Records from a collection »
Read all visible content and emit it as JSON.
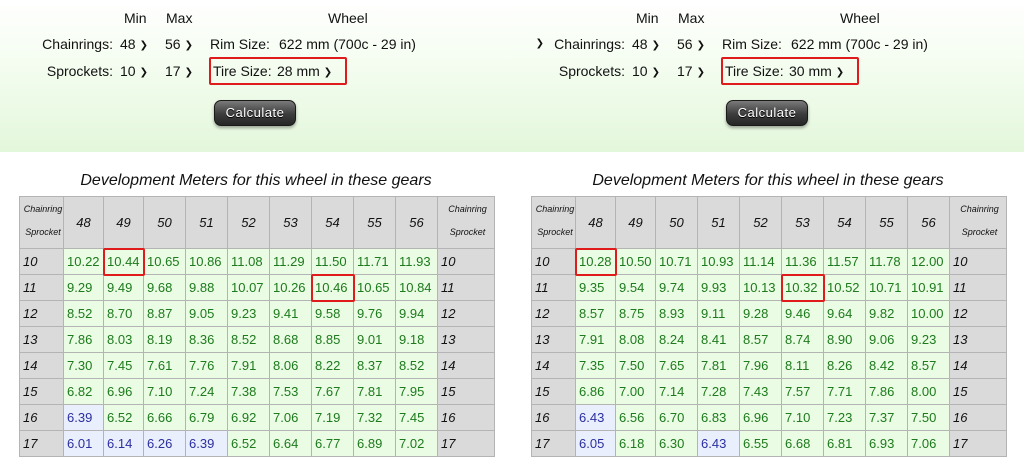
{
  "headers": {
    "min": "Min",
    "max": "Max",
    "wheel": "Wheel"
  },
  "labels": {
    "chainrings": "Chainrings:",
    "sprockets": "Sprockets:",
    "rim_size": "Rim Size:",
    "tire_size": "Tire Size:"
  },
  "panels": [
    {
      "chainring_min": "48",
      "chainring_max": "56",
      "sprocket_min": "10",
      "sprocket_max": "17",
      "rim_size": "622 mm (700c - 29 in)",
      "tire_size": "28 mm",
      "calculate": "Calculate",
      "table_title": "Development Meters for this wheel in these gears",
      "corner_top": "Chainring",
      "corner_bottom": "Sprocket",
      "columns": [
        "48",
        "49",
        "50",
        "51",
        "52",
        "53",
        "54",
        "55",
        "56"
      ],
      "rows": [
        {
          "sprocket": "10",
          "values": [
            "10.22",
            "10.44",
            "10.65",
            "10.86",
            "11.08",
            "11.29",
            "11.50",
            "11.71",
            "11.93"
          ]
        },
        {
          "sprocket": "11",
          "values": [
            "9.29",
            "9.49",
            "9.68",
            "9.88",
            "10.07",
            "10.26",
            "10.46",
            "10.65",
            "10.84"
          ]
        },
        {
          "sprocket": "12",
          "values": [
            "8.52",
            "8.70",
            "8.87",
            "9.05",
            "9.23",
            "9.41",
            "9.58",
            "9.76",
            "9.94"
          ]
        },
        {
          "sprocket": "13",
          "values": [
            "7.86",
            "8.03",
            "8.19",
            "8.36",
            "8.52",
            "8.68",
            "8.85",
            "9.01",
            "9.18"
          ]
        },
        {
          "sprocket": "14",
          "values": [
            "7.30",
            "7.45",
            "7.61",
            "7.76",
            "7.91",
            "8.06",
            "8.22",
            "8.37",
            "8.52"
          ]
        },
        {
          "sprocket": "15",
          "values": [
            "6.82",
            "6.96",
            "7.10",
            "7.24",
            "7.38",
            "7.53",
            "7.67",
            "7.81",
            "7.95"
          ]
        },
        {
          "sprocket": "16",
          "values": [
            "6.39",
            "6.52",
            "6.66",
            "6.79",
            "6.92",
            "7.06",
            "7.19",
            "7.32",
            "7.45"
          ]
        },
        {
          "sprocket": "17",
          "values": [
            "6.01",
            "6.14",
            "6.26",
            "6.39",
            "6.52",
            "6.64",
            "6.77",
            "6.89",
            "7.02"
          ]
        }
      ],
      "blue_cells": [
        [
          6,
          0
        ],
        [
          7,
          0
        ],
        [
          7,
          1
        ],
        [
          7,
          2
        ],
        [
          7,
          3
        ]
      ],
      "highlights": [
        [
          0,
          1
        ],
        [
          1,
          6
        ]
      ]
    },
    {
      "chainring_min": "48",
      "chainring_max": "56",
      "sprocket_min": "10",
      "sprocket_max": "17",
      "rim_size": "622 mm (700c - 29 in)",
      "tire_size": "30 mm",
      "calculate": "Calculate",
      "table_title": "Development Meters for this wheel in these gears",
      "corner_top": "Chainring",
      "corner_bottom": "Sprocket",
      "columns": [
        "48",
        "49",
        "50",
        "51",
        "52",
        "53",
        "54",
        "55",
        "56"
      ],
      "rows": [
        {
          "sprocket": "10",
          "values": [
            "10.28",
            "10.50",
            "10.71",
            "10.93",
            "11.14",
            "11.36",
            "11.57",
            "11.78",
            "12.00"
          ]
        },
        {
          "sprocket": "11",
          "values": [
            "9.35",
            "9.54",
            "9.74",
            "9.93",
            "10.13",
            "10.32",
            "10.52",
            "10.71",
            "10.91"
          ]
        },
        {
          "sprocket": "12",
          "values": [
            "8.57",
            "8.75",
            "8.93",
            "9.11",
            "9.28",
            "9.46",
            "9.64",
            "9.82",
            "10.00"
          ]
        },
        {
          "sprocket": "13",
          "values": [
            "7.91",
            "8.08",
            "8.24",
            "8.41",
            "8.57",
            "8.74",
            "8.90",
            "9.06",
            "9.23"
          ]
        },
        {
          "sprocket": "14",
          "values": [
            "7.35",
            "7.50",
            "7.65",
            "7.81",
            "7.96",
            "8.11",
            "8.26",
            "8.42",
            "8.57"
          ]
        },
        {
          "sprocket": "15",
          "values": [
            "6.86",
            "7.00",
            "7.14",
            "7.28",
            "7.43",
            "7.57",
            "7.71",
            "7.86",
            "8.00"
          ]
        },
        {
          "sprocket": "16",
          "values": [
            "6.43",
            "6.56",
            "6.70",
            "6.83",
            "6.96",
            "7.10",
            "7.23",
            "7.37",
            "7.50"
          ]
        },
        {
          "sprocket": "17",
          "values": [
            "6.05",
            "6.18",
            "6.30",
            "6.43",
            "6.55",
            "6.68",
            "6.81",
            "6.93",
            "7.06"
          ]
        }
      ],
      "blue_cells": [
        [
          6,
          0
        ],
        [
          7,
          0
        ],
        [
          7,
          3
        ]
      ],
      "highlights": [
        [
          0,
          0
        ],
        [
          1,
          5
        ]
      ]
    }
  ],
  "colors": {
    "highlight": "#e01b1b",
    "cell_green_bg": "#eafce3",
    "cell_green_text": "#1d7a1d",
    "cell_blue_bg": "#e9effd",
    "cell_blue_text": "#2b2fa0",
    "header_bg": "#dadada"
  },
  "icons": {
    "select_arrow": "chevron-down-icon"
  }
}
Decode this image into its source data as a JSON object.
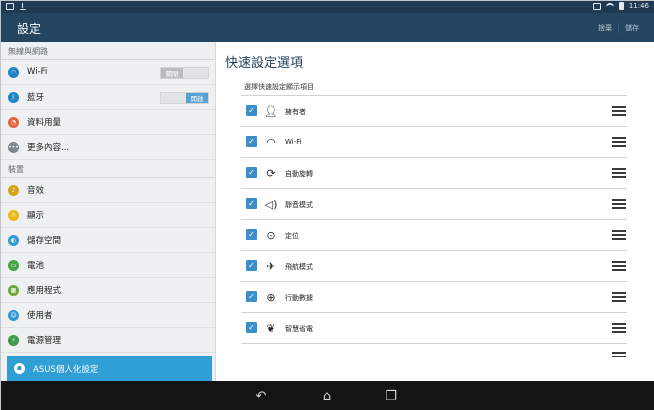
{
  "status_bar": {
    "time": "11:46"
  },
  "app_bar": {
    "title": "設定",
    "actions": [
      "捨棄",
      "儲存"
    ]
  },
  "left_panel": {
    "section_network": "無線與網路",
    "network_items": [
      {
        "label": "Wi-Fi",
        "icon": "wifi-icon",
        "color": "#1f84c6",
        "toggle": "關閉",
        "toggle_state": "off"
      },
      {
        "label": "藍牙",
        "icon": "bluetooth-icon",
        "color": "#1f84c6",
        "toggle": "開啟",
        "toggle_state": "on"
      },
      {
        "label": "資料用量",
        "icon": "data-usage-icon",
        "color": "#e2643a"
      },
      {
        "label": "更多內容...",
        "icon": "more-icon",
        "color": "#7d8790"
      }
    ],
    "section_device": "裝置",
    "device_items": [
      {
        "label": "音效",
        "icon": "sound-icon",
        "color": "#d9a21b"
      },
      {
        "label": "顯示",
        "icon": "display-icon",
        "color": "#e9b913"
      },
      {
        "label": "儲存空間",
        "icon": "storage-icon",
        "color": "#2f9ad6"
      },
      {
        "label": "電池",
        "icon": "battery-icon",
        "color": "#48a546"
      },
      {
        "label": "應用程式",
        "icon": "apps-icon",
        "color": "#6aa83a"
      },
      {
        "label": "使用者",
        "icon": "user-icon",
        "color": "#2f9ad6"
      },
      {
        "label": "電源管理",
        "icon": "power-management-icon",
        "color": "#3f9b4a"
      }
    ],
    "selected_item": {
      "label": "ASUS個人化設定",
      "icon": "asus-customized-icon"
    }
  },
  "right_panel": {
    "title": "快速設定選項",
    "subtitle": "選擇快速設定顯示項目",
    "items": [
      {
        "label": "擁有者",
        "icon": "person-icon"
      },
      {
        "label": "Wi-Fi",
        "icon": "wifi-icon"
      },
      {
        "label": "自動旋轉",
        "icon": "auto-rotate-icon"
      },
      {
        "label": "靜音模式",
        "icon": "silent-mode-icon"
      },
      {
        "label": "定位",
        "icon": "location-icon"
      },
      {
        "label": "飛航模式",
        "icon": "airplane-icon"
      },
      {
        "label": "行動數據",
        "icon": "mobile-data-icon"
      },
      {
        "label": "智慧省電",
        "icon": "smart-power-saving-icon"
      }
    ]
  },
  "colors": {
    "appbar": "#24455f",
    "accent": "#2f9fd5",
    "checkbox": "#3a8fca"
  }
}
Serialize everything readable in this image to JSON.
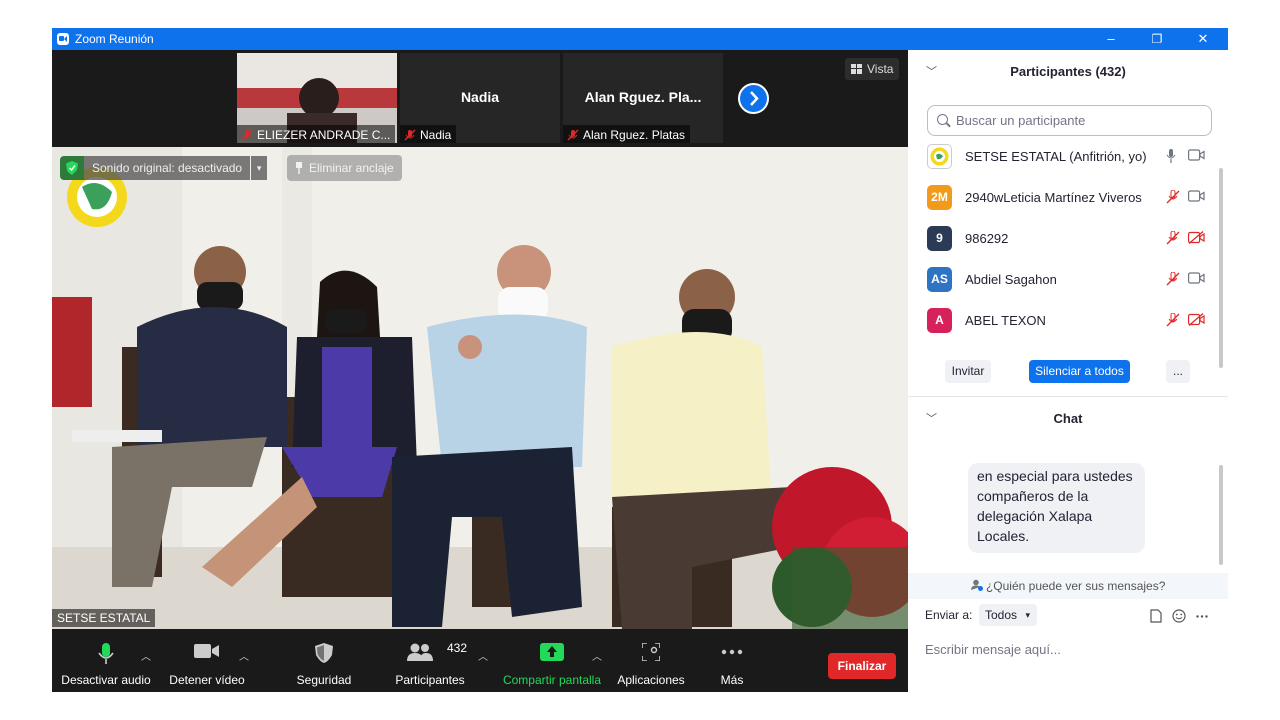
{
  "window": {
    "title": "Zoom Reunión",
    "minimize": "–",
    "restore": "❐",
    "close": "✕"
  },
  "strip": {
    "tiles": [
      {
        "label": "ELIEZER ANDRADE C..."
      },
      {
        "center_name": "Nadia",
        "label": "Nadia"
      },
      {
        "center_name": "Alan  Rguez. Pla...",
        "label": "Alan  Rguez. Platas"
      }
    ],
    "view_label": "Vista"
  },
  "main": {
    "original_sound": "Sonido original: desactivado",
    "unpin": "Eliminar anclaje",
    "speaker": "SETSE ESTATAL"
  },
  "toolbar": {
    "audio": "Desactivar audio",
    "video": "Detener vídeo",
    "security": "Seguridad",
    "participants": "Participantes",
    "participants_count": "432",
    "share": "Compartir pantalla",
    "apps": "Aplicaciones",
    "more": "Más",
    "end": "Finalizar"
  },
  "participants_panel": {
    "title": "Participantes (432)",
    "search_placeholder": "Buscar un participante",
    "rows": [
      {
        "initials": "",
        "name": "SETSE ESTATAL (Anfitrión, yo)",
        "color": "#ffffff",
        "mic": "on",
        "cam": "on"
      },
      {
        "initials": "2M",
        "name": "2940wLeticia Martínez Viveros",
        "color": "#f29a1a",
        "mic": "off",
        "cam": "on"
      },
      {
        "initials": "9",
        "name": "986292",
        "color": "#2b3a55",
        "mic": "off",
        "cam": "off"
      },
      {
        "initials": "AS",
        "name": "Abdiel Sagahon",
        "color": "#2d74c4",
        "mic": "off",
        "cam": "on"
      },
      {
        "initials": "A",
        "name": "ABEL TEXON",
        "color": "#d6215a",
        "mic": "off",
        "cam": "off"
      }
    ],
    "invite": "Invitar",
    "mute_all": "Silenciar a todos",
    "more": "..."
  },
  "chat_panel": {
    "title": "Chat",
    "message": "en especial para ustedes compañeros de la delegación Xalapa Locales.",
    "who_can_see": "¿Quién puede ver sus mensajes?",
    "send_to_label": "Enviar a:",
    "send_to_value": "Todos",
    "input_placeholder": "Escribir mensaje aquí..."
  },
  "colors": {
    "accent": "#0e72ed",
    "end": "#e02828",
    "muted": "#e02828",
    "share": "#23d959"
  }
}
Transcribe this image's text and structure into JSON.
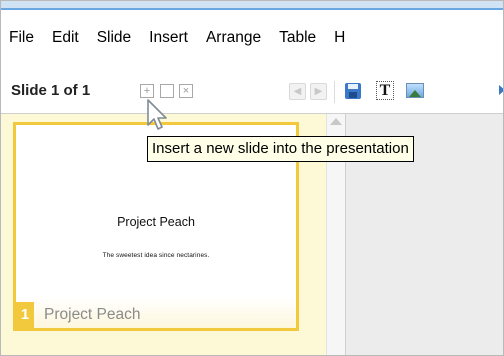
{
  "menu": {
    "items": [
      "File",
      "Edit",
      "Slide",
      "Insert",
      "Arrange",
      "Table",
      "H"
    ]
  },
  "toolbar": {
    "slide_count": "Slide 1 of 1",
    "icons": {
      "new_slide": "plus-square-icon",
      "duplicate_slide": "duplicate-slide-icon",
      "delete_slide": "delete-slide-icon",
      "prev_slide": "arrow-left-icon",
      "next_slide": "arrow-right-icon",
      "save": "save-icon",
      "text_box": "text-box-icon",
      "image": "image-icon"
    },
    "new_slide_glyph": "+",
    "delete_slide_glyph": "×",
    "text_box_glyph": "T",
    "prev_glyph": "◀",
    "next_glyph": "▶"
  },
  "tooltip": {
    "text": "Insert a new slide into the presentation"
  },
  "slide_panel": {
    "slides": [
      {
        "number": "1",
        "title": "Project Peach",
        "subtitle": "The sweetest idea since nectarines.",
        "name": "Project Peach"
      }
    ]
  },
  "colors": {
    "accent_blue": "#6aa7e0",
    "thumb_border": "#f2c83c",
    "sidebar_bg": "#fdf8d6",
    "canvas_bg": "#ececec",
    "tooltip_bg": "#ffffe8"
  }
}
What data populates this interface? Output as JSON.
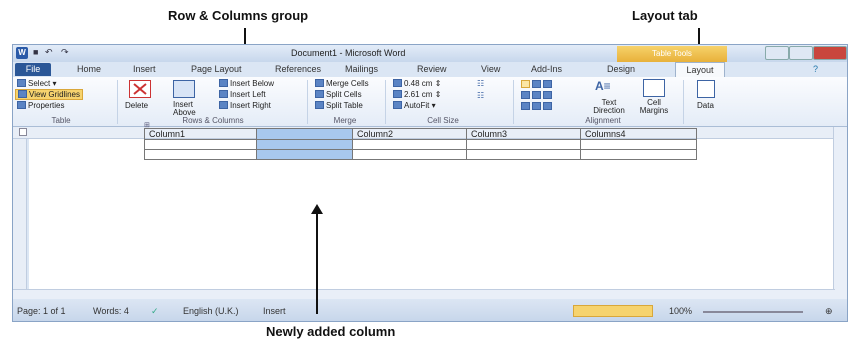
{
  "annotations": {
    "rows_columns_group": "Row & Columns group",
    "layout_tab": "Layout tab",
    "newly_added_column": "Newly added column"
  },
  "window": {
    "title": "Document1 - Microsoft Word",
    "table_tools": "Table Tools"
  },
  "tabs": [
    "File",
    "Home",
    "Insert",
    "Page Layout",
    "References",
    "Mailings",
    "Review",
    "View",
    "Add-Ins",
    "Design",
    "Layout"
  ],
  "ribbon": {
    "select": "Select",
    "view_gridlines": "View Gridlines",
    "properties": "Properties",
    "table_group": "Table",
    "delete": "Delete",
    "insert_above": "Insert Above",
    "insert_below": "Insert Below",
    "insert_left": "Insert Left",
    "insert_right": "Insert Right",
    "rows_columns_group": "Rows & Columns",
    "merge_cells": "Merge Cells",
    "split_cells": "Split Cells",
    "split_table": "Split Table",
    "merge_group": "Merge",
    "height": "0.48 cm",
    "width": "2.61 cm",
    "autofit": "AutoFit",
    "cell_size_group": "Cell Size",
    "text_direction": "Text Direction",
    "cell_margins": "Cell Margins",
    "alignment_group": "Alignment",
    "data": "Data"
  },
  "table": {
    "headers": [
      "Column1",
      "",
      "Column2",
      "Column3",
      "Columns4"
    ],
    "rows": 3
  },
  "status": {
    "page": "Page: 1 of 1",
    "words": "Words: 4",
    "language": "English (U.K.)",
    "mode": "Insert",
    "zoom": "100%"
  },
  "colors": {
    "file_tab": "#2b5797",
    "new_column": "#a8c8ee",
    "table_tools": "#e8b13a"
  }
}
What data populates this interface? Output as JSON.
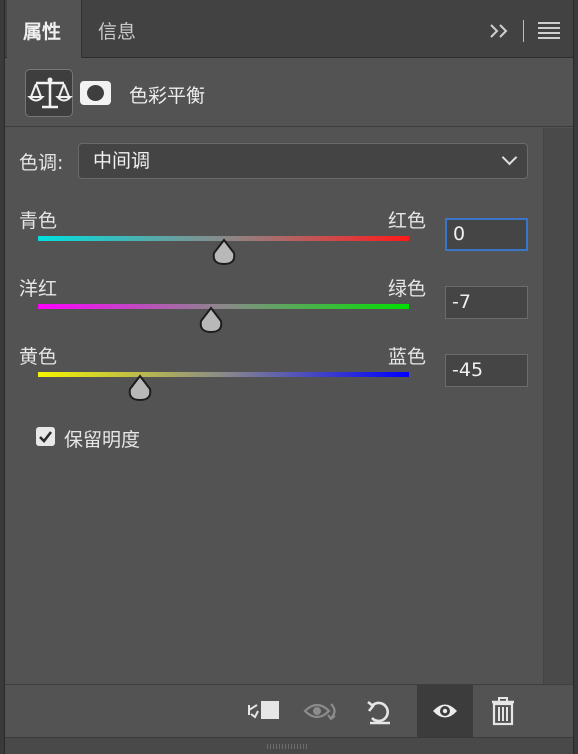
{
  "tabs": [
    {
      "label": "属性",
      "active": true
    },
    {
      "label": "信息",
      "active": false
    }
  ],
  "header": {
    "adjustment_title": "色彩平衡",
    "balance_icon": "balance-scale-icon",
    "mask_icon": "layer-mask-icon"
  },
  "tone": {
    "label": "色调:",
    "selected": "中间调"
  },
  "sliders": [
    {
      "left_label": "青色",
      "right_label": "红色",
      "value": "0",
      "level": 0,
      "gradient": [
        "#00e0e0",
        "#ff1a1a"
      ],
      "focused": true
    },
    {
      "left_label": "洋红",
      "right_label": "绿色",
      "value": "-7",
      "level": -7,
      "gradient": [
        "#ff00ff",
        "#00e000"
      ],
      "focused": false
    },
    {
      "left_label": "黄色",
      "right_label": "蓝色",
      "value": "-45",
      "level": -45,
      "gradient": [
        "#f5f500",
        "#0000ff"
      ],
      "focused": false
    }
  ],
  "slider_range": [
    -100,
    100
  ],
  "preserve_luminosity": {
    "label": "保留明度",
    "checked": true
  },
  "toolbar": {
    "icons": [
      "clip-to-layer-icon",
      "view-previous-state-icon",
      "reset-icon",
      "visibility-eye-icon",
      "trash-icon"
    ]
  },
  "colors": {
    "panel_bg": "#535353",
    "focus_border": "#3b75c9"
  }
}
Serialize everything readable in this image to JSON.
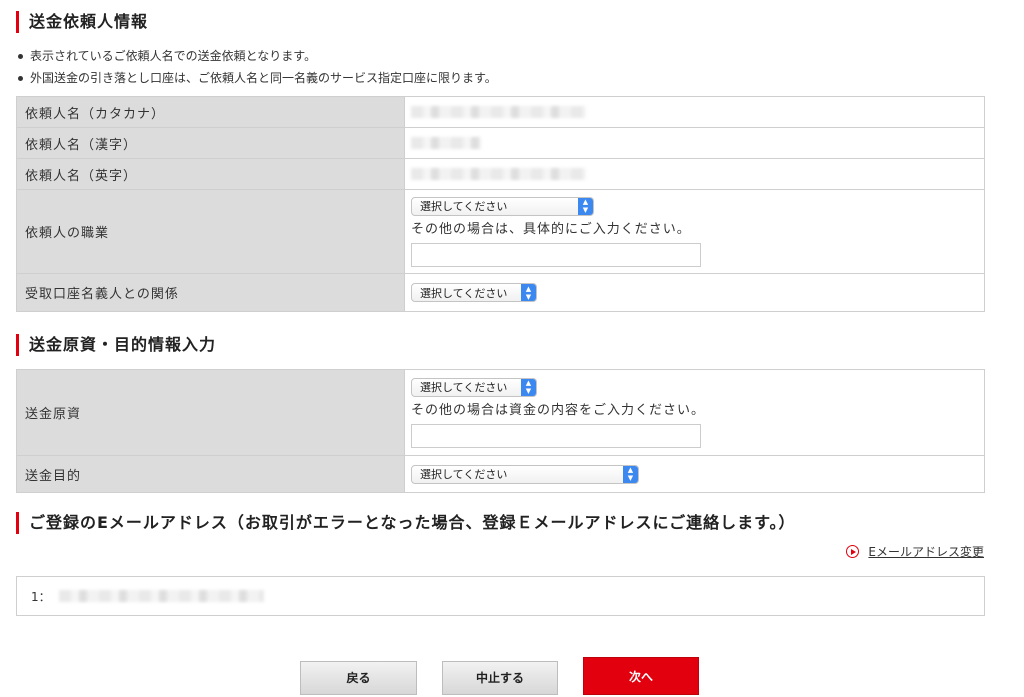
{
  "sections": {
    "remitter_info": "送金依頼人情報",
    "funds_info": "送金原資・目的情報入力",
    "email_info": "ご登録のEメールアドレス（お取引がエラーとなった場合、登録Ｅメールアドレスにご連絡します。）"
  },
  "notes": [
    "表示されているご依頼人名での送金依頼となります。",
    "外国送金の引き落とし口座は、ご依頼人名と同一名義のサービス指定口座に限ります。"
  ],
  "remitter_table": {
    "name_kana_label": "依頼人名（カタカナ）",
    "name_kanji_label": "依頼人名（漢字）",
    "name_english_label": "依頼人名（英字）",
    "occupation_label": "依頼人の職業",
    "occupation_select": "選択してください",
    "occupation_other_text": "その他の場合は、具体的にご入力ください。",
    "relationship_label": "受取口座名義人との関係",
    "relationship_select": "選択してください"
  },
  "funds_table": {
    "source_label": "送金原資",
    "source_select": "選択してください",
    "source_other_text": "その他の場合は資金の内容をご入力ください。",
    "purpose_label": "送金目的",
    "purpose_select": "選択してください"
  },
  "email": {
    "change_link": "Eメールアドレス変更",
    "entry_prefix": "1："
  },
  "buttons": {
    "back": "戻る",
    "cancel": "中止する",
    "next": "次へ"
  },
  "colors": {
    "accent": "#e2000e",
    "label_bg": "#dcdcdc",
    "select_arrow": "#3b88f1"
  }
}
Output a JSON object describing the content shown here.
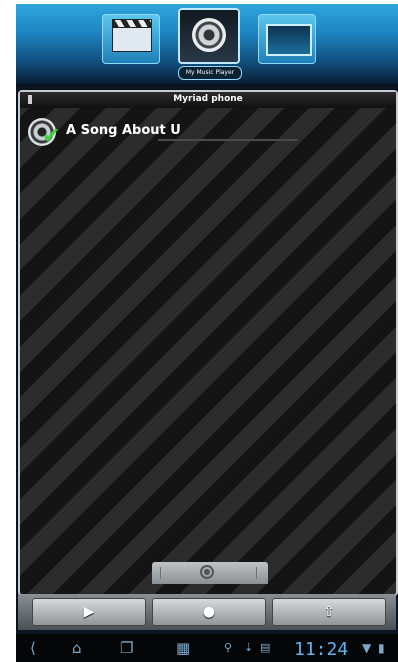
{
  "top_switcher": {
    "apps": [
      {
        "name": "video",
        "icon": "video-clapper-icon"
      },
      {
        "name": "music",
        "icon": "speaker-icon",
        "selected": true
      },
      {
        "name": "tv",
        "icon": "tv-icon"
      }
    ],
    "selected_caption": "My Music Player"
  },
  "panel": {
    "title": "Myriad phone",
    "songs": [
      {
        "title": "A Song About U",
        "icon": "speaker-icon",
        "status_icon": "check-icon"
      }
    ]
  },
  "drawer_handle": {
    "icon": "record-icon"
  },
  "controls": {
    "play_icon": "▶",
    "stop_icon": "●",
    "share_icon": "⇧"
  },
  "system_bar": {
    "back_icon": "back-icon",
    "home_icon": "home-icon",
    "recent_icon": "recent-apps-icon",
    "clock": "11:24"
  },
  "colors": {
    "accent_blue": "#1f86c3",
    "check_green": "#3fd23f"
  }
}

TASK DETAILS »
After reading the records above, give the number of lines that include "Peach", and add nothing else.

FINISHED TASK »
2